Along with Ghana, Cote d’Ivoire plans to sell its first full cocoa crop this season under a new scheme that includes a price premium of $400 per tonne, arranged with the chocolate industry as a way of providing a living income for farmers.
Hershey and other chocolate companies say they support the premium, in exchange for the two governments continuing to support their sustainability schemes - but news of Hershey also striking a deal through the ICE exchange, which will allow it to avoid paying the LID for those beans, puts the arrangement at risk.
Yves Kone, head of Le Couseil du Café-Cacao of Cote d’Ivoire (CCC), has written to the president of the World Cocoa Foundation (WCF) industry group that the purchase signalled the company’s opposition to the LID scheme.
“It is a conspiracy to defeat the concept of the floor price as known, and therefore not to grant a remunerative price to all cocoa producers in our countries,” Kone said in the letter, which has been leaked to the media.
Ghana’s cocoa regulator (Cocobod) has already threatened to suspend chocolate companies’ sustainability schemes, which are used to assure consumers that their beans are ethically sourced, because of the Hershey action.
Name and shame

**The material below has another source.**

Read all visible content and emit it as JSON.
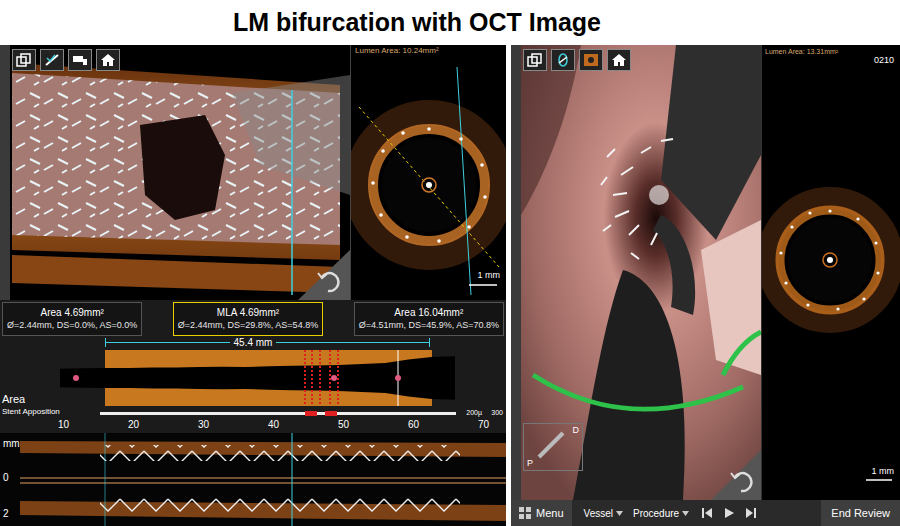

Kone, said he would also publicly name and shame companies, a threat also made by his Ghanaian counterpart, Joseph Boahen Aidoo, and suspend the voluntary sustainability and certification programmes in his country.
Hershey said in a statement it has long supported initiatives that improve the incomes and livelihoods of farmers.
"This includes supporting and participating this year in the Ivorian and Ghanaian Living Income Differential as we buy 2020/2021 season cocoa based on the needs of our business. All 2020/2021 cocoa purchased within our supply chain since the implementation of the LID in West African countries includes this price premium. Beans sold prior to the implementation of the LID would not include the premium."
The WCF was unavailable for comment.